Today we are going to be discussing Calendly Mark Barry…I have actually used Calendly in a handful of different ways. My number of conferences increased when I was using Calendly.
Today comes news from a start-up that has actually belonged of that pattern: Calendly, a popular cloud-based service that people use to set up and confirm meeting times with others, has closed a financial investment of $350 million from OpenView Venture Partners and Iconiq.
The funding round includes both secondary and main cash (a little more of the latter than the former, from what I comprehend) and values the Atlanta-based startup at over $3 billion.
Not bad for a company that before now had actually raised just $550,000, including the life savings of the creator and CEO, Tope Awotona, to initially get off the ground.

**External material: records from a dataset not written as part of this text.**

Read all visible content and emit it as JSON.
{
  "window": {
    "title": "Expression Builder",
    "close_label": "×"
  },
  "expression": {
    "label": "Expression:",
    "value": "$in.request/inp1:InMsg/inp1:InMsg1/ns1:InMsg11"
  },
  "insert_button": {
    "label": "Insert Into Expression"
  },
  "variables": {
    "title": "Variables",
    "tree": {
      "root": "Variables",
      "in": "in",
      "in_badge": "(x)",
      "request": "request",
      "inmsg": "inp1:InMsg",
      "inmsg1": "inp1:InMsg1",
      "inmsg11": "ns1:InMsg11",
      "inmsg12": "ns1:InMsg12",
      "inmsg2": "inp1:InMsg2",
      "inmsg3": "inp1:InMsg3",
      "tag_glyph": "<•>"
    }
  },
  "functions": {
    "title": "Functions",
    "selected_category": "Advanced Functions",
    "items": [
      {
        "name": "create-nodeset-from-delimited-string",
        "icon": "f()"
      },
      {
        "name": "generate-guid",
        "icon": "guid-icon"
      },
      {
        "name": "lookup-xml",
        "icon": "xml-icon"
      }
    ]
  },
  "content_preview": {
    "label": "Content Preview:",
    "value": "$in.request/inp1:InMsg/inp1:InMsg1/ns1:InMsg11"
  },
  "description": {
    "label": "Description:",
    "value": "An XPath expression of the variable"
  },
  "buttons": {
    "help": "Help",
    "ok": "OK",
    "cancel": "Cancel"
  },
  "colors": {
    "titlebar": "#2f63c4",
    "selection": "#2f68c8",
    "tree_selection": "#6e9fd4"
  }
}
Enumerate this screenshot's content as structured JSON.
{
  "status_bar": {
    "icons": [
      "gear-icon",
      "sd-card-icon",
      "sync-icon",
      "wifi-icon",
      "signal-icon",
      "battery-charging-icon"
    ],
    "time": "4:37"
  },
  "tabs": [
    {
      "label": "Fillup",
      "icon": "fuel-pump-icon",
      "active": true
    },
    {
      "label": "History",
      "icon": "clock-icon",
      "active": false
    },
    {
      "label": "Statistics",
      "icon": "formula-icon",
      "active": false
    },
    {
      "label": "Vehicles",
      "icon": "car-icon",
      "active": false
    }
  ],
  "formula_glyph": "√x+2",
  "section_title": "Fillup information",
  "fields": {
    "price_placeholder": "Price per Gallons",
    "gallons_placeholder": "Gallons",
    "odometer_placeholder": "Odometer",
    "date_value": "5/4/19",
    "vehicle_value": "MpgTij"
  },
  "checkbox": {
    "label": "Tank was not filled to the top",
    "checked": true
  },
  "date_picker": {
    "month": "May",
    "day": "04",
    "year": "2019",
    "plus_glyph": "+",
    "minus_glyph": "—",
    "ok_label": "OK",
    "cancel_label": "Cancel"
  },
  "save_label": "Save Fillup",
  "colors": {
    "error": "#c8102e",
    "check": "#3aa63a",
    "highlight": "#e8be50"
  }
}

Calendly is a freemium software-as-a-service, built around what is basically a really easy piece of performance.
It’s a platform that provides a quick way to handle open spaces in your calendar for individuals to book consultations with you in those areas, which then also books out the time in calendars like Google’s or Microsoft Outlook– with a growing number of tools to boost that experience, including the capability to spend for a service on the occasion that your visit is not a business meeting however, say, a yoga class. Prices ranges from complimentary (one calendar/one user/one occasion) to premium ($ 8/month) and professional ($ 12/month) for more calendars, functions, events and combinations, with bigger packages for enterprises likewise readily available.
Its growth, meanwhile, needs to date been based mostly around an extremely natural strategy: Calendly invites become links to Calendly itself, so individuals who utilize it and like it can (and do) begin to use it, too.
The vast array of its use cases, and the virality of that development strategy, have actually been winners. Calendly is currently profitable, and it has been for several years. And more just recently, it has actually seen an increase, particularly in the last twelve months, as brand-new Calendly users have actually emerged, as a result of how we are living.
We may not be doing more standard “business meetings” weekly, but the variety of conferences we now require to establish, has actually increased.
All of the unscripted and serendipitous encounters we utilized to have around a workplace, or a community coffee shop, or the park? Those likewise need invites for online conferences.
And so do sessions with therapists, virtual supper parties, and even (where they can still happen) in-person conferences, which are often now occurring with more timed precision and more record-keeping, to keep social distancing and potential contact tracing in better order.
Currently, some 10 million of us are utilizing Calendly for all of this on a month-to-month basis, with that number growing 1,180% last year. The army of company users from business like Twilio, Zoom, and UCSF has actually been signed up with by instructors, specialists, entrepreneurs, and freelancers, the company says.
The business in 2015 made about $70 million yearly in membership profits from its SaaS-based business model and seems confident that its aggregated earnings will not long from now get to $1 billion.
While the secondary financing is going towards providing liquidity to existing financiers and early staff members, Awotona stated the strategy will be to utilize the primary capital to invest in the company’s company.
That will consist of developing out its platform with more integrations and tools– it began with and still has a considerable R&D operation in Kiev, Ukraine– expanding its operations with more skill (it presently has around 200 workers and plans to double headcount), further company advancement and more. Calendly Mark Barry
2 significant moves on that front are also being revealed with the financing: Jeff Diana is coming on as chief individuals officer with an objective to double the company’s employee base. And Patrick Moran– previously of Quip and New Antique– is joing as Calendly’s very first chief earnings officer. Especially, both are based in San Francisco– not Atlanta.
That focus for building in San Francisco is currently a big change for Calendly. The start-up, which is going on 8 years old, has been somewhat off the radar for years.
That is in part due to the fact that it raised very little money already (simply $550,000 from a handful of financiers that consist of OpenView, Atlanta Ventures, IncWell and Greenspring Associates).
It’s also based in Atlanta, an increasingly noteworthy city for innovation startups and other business but more often than not short on being credited for its heft because department (SalesLoft, Amex-acquired Kabbage, OneTrust, Bakkt, and many others are based there, with others like Mailchimp also not too far away).
And perhaps most of all, proactively courting publicity did not seem part of Calendly’s development playbook.
In fact, Calendly might have closed this huge round quietly and continued to proceed with company, were it not for a brief Tweet last autumn that signified the company raising money and shaping up to be a peaceful giant.
” The company’s capital effectiveness and what @TopeAwotona has actually built should have way more credit than they get,” it read. “Perhaps this will begin to alter that recognition.”
Does Calendly have a free option? Calendly Mark Barry
After that short note on Twitter– flagged on TechCrunch’s internal message board– I made a guess at Awotona’s email, sent a note introducing myself, and waited to see if I would get a reply.
I eventually did get a response, in the form of a short note agreeing to chat, with a Calendly link (naturally) to pick a time.
( Thanks, unnamed TC writer, for never ever discussing Calendly when Tope originally pitched you years ago: you might have whet his hunger to respond to me.). Calendly Mark Barry